### Problem
Filter the records below, keeping only lines with the string "structure".

________

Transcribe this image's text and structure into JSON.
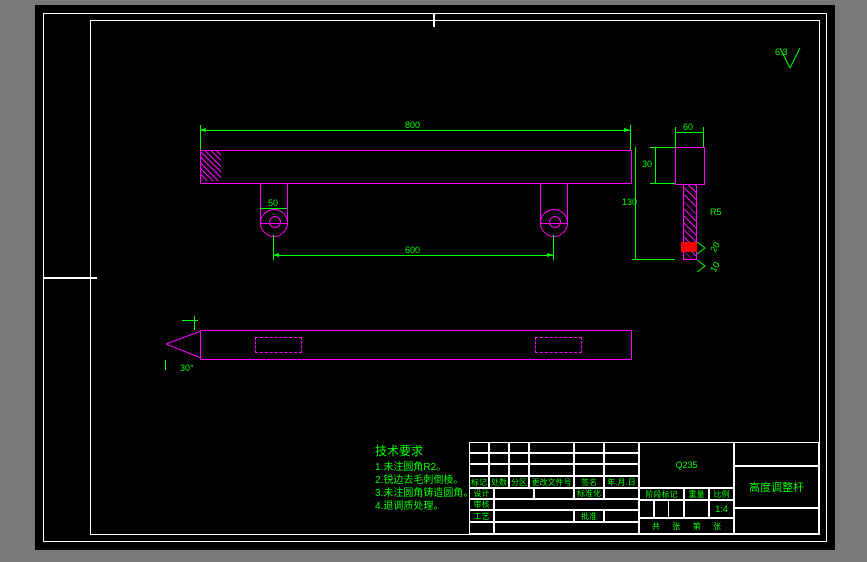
{
  "drawing": {
    "frame_tick_left": "|",
    "frame_tick_top": "—"
  },
  "dimensions": {
    "front_top": "800",
    "front_lug_span": "600",
    "front_lug_w": "50",
    "side_top": "60",
    "side_h1": "30",
    "side_h2": "130",
    "side_r": "R5",
    "side_t1": "20",
    "side_t2": "10",
    "top_angle": "30°"
  },
  "surface_finish": "6.3",
  "tech_requirements": {
    "title": "技术要求",
    "items": [
      "1.未注圆角R2。",
      "2.锐边去毛刺倒棱。",
      "3.未注圆角铸造圆角。",
      "4.退调质处理。"
    ]
  },
  "title_block": {
    "scale_label": "1:4",
    "material": "Q235",
    "part_name": "高度调整杆",
    "cols": {
      "c1": "标记",
      "c2": "处数",
      "c3": "分区",
      "c4": "更改文件号",
      "c5": "签名",
      "c6": "年.月.日"
    },
    "rows": {
      "design": "设计",
      "check": "审核",
      "process": "工艺",
      "approve": "批准",
      "stdchk": "标准化",
      "stage": "阶段标记",
      "weight": "重量",
      "scale": "比例",
      "total": "共",
      "sheet": "张",
      "page": "第",
      "page2": "张"
    }
  }
}
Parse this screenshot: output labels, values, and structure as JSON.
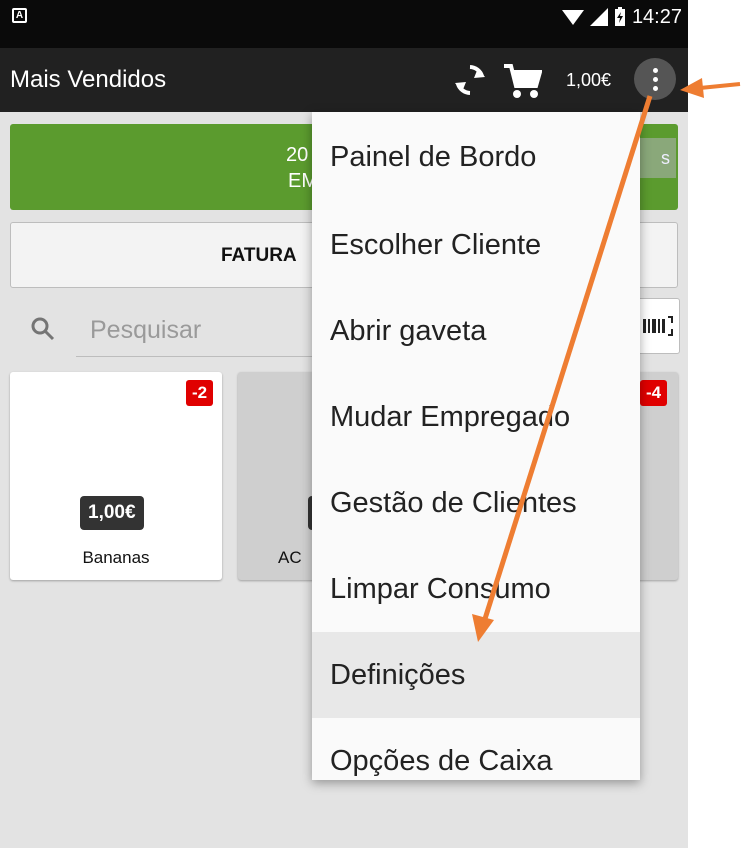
{
  "status_bar": {
    "notification_glyph": "A",
    "time": "14:27"
  },
  "toolbar": {
    "title": "Mais Vendidos",
    "cart_total": "1,00€"
  },
  "banner": {
    "line1": "20",
    "line2": "EM",
    "side_label": "s"
  },
  "document_tab": {
    "label": "FATURA"
  },
  "search": {
    "placeholder": "Pesquisar"
  },
  "products": [
    {
      "name": "Bananas",
      "price": "1,00€",
      "badge": "-2"
    },
    {
      "name": "AC",
      "price": "",
      "badge": ""
    },
    {
      "name": "",
      "price": "",
      "badge": "-4"
    }
  ],
  "menu": {
    "items": [
      "Painel de Bordo",
      "Escolher Cliente",
      "Abrir gaveta",
      "Mudar Empregado",
      "Gestão de Clientes",
      "Limpar Consumo",
      "Definições",
      "Opções de Caixa"
    ],
    "highlighted": "Definições"
  },
  "colors": {
    "toolbar": "#212121",
    "banner": "#5b9b2e",
    "badge": "#e00000",
    "annotation_arrow": "#ee7d32"
  }
}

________

### Exercise response
Transcribe this image's text and structure into JSON.
Parse this screenshot: output labels, values, and structure as JSON.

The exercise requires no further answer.